So how do you do this? Talk with them. It is important that all organizations understand who makes up their client base. Regular conversations with top clients should be made a priority as well as surveying or assessing the opinions of a population of clients.

This can be done through in-person meetings with top clients, focus groups and surveys. You will want to ask them how you are doing as an organization. Ask them what would make their lives easier and what would make the experience of working with your company better.

Your sales representatives, consultants, providers or anyone who has access to clients can be involved in these conversations. When an organization commits to this, great things happen. New processes, innovation and improvements in overall service are all possible. I thought that was pretty good advice.

The next topic we discussed was the importance of developing future leaders in the organization. Whether your company is small or very large, an opportunity always exists to develop future leaders and involve employees or team members in strategic discussions about the company.

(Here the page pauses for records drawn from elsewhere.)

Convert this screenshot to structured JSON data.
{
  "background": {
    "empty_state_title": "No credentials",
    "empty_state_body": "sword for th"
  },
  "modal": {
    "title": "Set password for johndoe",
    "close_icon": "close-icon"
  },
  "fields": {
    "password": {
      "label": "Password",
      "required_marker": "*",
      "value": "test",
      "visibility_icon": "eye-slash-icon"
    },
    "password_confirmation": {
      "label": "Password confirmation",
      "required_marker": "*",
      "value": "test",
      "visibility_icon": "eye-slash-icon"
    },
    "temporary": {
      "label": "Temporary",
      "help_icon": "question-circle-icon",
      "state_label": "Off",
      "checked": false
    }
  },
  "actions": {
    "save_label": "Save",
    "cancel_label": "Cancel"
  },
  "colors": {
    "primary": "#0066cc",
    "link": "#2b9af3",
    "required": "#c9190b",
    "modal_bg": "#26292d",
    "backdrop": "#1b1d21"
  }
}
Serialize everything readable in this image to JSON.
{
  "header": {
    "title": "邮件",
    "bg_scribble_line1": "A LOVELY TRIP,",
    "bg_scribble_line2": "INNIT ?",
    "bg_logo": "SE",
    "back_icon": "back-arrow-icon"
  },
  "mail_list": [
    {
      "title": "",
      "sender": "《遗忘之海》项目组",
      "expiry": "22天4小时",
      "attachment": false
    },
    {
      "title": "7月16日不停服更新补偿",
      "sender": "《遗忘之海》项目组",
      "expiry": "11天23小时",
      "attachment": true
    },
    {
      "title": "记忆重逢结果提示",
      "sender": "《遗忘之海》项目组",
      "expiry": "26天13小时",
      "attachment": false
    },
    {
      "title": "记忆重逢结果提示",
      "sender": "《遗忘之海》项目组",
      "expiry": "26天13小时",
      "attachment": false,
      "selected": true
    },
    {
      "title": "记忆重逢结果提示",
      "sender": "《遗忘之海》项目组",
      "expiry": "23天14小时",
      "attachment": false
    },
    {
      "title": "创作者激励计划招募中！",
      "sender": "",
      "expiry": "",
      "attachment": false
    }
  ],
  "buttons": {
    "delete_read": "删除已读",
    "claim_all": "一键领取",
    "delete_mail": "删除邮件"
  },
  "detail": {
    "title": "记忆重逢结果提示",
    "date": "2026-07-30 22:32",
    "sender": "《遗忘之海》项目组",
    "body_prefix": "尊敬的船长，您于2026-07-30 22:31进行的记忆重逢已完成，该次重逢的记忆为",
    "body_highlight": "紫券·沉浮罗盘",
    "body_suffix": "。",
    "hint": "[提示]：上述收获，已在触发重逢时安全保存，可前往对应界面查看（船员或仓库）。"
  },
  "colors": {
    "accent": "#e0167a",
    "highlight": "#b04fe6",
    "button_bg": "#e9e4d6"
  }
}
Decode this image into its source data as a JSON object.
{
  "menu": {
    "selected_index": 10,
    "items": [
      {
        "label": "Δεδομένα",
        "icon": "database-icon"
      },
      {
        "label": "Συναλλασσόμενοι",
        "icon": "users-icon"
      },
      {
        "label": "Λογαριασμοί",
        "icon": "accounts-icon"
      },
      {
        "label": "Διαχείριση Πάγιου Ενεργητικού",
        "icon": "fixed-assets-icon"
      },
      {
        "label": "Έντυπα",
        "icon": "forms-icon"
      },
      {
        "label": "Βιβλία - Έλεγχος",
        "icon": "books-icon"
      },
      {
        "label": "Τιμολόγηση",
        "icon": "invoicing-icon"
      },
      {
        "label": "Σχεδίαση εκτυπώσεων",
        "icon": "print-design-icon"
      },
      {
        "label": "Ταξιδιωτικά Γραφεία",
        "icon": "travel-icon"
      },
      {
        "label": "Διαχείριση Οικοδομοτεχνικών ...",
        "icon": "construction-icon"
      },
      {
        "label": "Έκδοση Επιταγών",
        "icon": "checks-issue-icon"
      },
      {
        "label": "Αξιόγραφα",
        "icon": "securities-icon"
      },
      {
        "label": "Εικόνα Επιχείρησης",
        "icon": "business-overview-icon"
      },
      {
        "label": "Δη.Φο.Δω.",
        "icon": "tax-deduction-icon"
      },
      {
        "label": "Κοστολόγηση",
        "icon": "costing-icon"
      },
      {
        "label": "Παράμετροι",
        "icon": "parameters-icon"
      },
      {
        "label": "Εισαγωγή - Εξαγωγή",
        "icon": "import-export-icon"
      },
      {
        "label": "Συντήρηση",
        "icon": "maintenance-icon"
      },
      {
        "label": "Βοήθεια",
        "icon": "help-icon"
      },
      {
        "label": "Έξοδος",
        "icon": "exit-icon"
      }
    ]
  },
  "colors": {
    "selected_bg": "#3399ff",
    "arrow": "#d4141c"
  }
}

During the panel, the room was filled with executives who were emerging leaders and their interests piqued on the topic of what these CEOs wanted to see from them. They were thirsty for knowledge regarding the skills that were expected of them in order for them to be seen as successful leaders in their companies. It is one thing to read books about leadership and quite another to hear the thoughtful responses to their questions from firm leaders who are successfully growing their practices and grooming the next generation at the same time.

One question I asked was: “What are company leaders looking for in emerging leaders?” The responses were: High energy, coach-ability and talent who are passionate about serving their clients.

“It is hard to pinpoint,” one CEO said. “You just know when someone has what it takes to be a strong leader. You can see it in them.”

Others agreed that strong leadership is more than just the required technical skills – although they are important. It encompasses some passion, energy and focus on improving that most great leaders possess. This can be detected very early on.

Another question was: “How would you recommend teaching future leaders to become good customer servers regardless of the industry?” The responses were similar and came down to this: Demand that the current leaders allow them to shadow them on top customer meetings when possible. They then begin to participate in these meetings by asking thought provoking questions and coming back to the firm leader with suggestions for the client.

When one CEO was asked how we would handle it if his current management were acting in a protective way and never in favor of taking along others to their customer meetings, he said, “I would figuratively kick their butts. This is not acceptable.”

Well said, CEO. What better experience can someone get than actually “doing”? The more hands on our people are, the more opportunities they have for learning. These CEOs understood the importance of not only having the passion and raw material from the emerging executives, but also having the current leaders take responsibility for assisting in the development of the team.

While these CEOs were different, they shared the viewpoint that a focus on listening to clients and investing in the right future leaders will make all of the difference in the world. How can you apply these best practices to your business?

Angie Grissom, The Rainmaker CompaniesAngie Grissom is president of the The Rainmaker Companies in Nashville, Tenn.